Between 2009 and 2013, the median hourly wage dropped 3.4 percent, according to NELP. Most of the impact was seen in jobs with lower wages. The median wage for positions making between $8.84 and $10.85 per hour dropped 4.3 percent, while for those with a pay of $10.86 to $14.42 per hour it declined 4.6 percent. Among the highest-paying jobs – those with an hourly pay of $31.40 to $86.34 – wages only fell 2.1 percent.
Even through the second half of 2013, jobs in low-wage occupations continued to dominate most employment opportunities. While pay was falling, low-wage jobs made up 41 percent of job growth between July of 2013 and 2014, while high-wage jobs accounted for 33 percent of employment growth. According to the report, this uneven growth has resulted in a loss of 1.2 million mid- and high-wage jobs since before the recession, and the addition of 2.3 million low-paying positions.

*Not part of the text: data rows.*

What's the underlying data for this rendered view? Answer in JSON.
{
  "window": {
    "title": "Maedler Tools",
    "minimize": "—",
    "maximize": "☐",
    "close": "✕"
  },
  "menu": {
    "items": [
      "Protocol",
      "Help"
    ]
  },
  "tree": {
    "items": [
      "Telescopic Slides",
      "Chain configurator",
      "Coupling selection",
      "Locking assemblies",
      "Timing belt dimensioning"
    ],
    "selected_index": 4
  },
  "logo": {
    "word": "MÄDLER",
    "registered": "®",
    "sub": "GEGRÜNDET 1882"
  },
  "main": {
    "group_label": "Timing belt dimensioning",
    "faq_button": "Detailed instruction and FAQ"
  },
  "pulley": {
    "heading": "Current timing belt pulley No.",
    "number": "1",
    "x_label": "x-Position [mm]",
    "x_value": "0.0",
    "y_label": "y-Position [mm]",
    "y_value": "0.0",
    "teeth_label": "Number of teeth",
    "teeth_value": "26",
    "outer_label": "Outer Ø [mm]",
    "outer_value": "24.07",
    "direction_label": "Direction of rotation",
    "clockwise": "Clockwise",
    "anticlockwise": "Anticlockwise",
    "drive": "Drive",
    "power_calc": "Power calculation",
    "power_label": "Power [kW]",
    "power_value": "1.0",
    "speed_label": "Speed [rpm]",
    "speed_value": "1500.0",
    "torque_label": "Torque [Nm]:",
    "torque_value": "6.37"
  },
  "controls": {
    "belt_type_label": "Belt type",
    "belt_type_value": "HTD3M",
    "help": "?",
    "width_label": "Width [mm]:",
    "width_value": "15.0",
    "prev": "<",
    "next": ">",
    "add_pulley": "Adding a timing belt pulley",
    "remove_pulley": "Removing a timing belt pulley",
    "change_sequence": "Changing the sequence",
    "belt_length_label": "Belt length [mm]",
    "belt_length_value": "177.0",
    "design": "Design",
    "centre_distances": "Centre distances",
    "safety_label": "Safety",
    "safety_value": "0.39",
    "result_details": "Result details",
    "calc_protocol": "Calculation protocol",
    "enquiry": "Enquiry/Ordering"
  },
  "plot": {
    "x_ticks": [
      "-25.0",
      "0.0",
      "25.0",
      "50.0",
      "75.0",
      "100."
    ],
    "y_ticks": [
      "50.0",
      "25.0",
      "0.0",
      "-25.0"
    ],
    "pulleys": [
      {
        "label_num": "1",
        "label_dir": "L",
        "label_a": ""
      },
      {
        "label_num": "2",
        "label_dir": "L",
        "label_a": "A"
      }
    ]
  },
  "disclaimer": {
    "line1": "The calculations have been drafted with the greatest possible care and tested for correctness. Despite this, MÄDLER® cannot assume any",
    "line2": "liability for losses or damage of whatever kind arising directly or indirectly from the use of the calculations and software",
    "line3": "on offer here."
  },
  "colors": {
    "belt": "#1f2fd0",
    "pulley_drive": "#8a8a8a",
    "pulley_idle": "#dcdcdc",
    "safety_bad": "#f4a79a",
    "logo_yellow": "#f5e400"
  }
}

However, the pattern began to change in the first half of this year. Over the year, low-wage jobs are still the dominant area of growth, but counting only jobs gained in 2014, high-wage positions have taken over. According to the study, 40 percent of 2014's employment gains have been in high-paying jobs. Mid-wage jobs continue to lag behind, contributing just 21 percent of jobs gained in the last six months.
The Washington Post said that much of the growth in jobs with high wages – those with a median pay of at least $20 per hour – has come from the construction, manufacturing and professional services sectors.
"I often hear that the recovery is only in low-wage jobs. That is categorically inaccurate. This recovery is creating a lot of good jobs," Secretary of Labor Thomas Perez told the Post.
A slow climb
Sam Coffin, a UBS economist, told the Post that it's common for low-wage jobs to recover more quickly from a recession, but that high-wage positions have taken longer than usual to catch up. Generally the lead of low-wage jobs lasts around two years, compared to the five-year trend seen in the current recovery.